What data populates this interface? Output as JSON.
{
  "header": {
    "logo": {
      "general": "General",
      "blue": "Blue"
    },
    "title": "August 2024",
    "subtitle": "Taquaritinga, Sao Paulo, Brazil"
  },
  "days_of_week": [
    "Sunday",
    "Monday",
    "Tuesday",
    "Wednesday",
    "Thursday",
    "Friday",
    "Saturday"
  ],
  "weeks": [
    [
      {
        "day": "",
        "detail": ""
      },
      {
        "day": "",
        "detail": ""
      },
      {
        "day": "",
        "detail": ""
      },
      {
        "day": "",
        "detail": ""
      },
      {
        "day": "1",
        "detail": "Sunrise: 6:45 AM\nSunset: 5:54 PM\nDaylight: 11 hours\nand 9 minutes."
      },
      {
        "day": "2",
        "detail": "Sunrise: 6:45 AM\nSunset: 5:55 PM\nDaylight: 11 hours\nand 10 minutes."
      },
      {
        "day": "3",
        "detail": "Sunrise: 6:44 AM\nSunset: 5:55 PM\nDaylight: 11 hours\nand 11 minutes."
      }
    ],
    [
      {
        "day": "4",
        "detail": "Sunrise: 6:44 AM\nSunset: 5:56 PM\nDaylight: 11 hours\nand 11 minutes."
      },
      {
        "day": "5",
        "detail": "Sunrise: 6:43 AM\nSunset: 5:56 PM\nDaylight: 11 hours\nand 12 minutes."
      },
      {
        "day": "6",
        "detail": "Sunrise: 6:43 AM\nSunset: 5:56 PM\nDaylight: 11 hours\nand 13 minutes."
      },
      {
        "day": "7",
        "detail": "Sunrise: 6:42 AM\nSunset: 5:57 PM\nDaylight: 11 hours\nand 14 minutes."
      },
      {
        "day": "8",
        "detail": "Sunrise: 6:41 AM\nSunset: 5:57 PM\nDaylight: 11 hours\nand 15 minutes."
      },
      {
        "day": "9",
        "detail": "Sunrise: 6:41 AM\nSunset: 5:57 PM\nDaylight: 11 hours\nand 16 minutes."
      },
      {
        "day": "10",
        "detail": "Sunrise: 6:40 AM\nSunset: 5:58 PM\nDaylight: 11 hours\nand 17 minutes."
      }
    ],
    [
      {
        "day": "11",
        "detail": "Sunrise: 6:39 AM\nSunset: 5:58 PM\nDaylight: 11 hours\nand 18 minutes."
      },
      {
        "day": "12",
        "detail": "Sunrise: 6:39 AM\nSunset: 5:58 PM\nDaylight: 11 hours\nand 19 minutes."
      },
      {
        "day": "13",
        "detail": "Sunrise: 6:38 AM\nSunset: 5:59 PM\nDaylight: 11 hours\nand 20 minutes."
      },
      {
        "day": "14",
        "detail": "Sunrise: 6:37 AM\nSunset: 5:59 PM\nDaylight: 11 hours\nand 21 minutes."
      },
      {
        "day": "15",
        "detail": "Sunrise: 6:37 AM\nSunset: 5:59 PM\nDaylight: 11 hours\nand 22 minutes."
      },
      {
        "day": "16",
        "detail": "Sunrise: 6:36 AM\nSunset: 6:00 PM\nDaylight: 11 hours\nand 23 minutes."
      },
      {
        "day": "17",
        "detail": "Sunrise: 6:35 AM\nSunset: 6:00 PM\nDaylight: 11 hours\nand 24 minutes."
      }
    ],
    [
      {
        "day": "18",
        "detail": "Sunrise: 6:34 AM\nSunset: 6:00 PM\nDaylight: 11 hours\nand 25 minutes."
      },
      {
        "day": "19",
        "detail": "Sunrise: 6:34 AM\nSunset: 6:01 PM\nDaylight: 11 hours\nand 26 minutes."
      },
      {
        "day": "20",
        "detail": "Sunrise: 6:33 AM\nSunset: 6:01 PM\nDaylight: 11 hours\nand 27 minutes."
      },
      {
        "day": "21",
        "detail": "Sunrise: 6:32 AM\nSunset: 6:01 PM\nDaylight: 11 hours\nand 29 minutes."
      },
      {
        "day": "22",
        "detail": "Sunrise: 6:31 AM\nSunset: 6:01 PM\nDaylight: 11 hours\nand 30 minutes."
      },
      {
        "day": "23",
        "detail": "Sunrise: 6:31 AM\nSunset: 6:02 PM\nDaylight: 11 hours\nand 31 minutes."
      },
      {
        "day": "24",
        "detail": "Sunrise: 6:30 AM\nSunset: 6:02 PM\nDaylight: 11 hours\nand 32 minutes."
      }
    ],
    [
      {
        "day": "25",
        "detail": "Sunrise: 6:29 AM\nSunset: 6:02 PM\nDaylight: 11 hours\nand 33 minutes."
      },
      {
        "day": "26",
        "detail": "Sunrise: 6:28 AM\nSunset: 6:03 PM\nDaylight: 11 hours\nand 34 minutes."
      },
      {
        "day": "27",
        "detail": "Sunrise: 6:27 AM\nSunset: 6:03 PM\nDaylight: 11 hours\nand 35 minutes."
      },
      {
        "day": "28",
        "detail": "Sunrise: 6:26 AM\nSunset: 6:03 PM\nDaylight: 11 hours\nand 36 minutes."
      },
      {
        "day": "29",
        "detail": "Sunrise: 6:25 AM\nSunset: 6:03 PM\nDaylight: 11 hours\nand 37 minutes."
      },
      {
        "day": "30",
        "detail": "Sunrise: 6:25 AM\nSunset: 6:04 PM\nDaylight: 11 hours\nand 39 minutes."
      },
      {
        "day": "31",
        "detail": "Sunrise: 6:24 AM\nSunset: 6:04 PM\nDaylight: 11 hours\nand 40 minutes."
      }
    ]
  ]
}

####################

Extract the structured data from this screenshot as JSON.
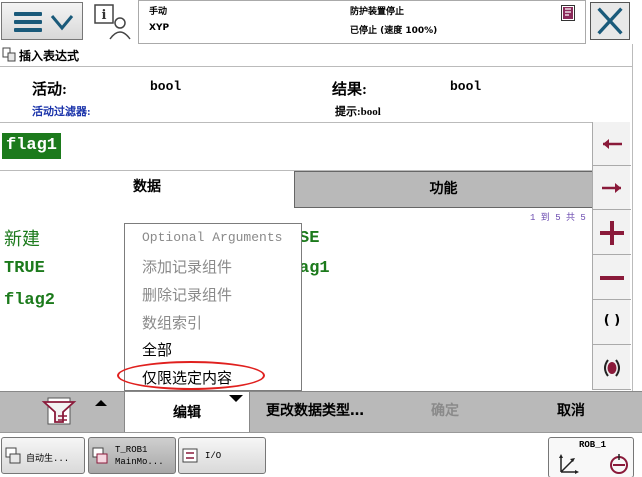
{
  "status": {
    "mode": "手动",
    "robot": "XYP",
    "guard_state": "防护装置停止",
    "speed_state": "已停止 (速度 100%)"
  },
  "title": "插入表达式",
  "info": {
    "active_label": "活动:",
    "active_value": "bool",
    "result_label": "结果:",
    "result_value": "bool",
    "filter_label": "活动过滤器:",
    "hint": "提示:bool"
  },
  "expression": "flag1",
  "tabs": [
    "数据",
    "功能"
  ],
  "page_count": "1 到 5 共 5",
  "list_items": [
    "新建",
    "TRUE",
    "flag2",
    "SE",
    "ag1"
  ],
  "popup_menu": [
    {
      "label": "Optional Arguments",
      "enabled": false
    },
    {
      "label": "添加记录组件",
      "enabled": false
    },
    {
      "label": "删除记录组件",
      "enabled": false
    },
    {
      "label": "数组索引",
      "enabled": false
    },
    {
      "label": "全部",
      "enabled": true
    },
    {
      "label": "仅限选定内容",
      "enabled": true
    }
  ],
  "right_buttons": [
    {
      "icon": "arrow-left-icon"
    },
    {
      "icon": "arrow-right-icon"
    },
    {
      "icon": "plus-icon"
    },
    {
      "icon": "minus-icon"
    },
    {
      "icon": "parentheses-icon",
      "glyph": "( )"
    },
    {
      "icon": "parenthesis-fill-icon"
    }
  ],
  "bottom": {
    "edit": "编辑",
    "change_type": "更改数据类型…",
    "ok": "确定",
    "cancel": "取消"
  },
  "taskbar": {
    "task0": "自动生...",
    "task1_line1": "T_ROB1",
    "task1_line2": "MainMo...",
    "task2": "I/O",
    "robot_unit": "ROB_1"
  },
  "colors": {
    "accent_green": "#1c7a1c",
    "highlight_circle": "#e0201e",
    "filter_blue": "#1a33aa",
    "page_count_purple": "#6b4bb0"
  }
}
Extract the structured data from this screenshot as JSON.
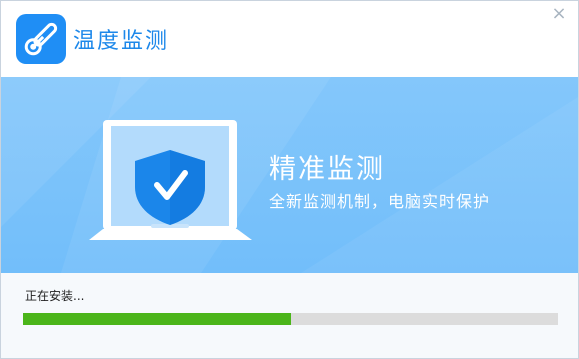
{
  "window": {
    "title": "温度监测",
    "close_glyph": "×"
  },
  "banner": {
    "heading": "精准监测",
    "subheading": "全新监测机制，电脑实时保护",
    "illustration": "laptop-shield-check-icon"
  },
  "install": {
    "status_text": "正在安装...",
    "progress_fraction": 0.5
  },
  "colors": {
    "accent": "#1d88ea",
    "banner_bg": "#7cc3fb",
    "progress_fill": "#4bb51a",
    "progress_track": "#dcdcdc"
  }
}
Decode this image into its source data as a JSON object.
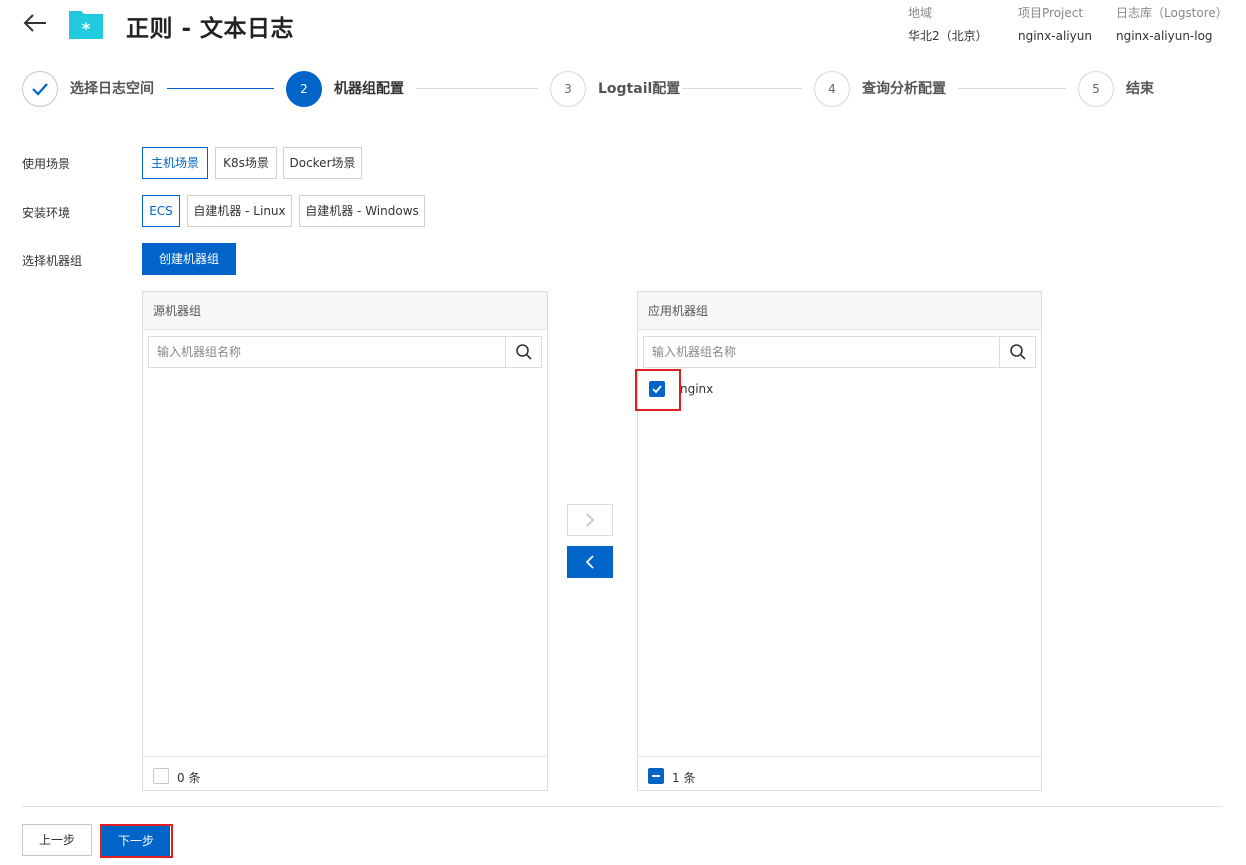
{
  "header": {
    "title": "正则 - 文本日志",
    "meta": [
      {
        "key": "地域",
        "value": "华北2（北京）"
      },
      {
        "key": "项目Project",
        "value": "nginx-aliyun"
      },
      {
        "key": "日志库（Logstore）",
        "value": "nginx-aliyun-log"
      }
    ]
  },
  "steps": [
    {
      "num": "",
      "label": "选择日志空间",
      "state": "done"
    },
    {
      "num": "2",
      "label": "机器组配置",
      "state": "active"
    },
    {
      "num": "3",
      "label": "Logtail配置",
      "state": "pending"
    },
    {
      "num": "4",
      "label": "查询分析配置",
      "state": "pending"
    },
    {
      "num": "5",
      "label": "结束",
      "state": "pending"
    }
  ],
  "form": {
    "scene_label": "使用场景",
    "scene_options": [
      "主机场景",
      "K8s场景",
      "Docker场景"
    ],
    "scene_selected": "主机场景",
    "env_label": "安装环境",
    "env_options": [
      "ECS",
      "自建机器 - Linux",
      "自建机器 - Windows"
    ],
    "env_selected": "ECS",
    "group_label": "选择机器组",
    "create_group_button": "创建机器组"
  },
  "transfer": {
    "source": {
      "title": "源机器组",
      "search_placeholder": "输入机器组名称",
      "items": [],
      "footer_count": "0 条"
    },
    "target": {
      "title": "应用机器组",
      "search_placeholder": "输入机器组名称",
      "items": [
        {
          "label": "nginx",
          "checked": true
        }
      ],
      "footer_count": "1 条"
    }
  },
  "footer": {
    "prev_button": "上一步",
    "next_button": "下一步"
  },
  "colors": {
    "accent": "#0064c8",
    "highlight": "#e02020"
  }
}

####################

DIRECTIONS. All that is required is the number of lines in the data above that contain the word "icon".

EXERCISE ANSWER. 7